Using the listing below, count the lines in which "visual" appears; give the count alone.

┌─ INPUT RECORDS

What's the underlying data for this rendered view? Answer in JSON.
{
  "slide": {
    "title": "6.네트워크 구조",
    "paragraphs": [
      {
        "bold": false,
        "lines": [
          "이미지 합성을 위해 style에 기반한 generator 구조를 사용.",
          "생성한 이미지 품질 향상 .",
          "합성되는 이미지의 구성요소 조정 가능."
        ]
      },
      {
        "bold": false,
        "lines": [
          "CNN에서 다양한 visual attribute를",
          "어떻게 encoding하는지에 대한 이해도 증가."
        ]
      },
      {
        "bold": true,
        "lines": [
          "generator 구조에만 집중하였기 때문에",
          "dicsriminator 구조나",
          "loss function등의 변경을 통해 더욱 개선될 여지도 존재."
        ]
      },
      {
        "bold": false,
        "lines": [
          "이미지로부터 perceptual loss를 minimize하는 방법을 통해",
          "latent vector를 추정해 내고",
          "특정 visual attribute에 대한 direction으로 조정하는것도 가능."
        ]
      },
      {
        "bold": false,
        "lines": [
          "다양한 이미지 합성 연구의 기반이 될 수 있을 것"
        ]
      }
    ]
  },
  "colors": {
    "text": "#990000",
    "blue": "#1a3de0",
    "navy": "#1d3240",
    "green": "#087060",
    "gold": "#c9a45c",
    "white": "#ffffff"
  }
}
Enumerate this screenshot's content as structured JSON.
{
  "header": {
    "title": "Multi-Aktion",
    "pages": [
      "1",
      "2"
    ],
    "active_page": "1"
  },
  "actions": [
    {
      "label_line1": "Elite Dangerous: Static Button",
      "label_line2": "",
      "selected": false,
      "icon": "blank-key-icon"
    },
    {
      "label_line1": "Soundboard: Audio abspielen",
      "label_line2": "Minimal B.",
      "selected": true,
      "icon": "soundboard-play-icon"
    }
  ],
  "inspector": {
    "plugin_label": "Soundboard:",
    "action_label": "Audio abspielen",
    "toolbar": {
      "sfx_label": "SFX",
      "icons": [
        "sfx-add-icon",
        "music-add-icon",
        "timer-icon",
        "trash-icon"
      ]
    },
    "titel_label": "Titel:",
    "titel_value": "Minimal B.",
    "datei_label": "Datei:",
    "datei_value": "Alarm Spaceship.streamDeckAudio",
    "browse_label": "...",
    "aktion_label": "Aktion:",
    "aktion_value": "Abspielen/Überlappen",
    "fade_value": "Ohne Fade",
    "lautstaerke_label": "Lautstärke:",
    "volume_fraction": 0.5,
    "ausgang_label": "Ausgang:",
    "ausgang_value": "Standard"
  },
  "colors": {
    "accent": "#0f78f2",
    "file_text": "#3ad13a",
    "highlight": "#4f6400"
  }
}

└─

• [RESULT OF THE TASK]
2